. The accompanying album, Writer’s Block
, was a heart melting collection of 11 perfectly formed pop classics which went on to become an indie hit. What you may not have heard is their more experimental side. As befitting a band comprising a “hardcore fusion” obsessive (John) and jazz-pianist (Bjorn) in their ranks, there has always been a wilder, more playful undertow bubbling away just beneath the shiny pop surface. Just look at Seaside Rock
, their limited edition, low-key 2008 release which was pretty much the polar opposite of Writer’s Block
: mostly instrumental, and filled with beautiful, sparse elegies to their isolated childhoods. Which brings us neatly to Living Thing
, their follow up to Writer’s Block
proper. There was always going to be chatter as to how Peter Bjorn and John would follow up a pop phenomenon. Would they try to replicate their earlier success? Or go out of their way to release a wilfully difficult new album? In actual fact, what they have done is a bit of both – and neither--all at the same time. Bolstered by the band’s production, the first taster of the album, “Lay it Down”, which snuck out onto the blogosphere at the end of 2008, was a delightfully off-kilter riposte, a jaunty flying-V in the faces of people who thought they’d had the band all figured out, with a harsh, treated vocal lifelessly intoning the threatening refrain before abruptly giving way to an anthemic, full-bodied singalong, the sort which will send the masses scurrying to any self-respecting dancefloor on a Saturday night. The rest of the album walks a similar tightrope of melody and mayhem. Living Thing

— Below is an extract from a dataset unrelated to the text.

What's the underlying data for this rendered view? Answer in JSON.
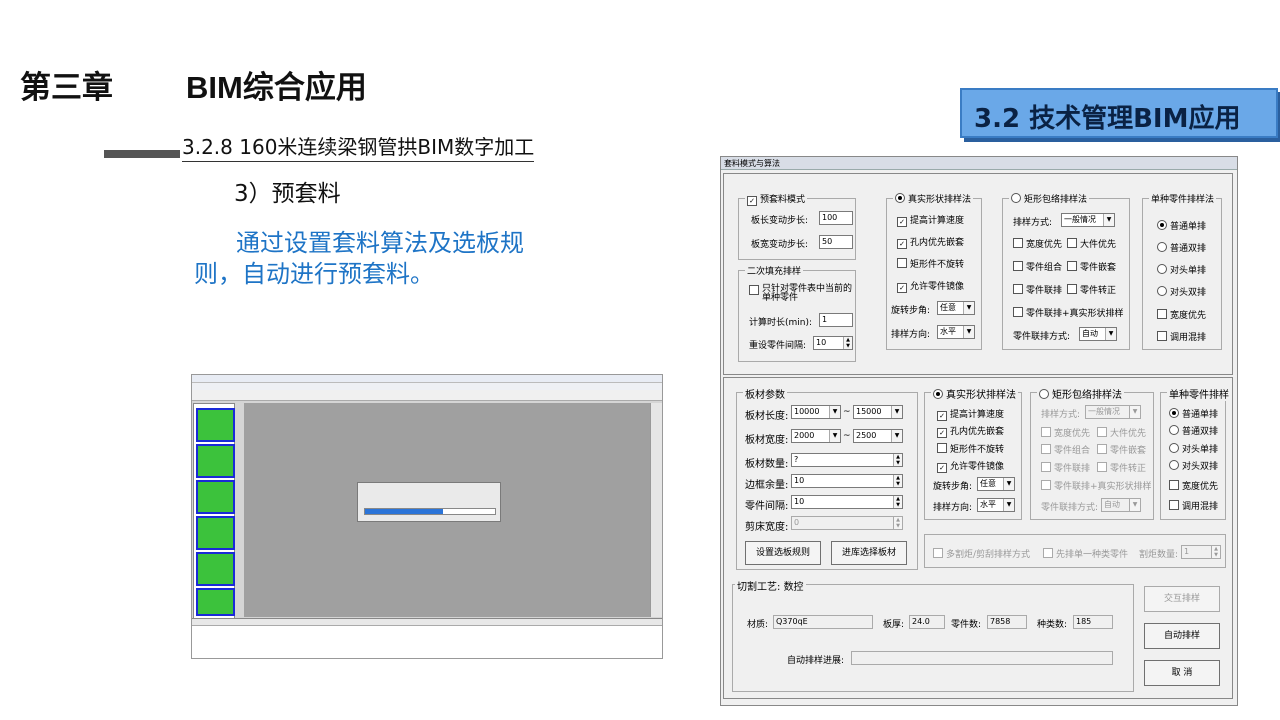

pulses with life, it is bursting at the seams with energy and vitality, and shot through with warmth and excitement and wonder.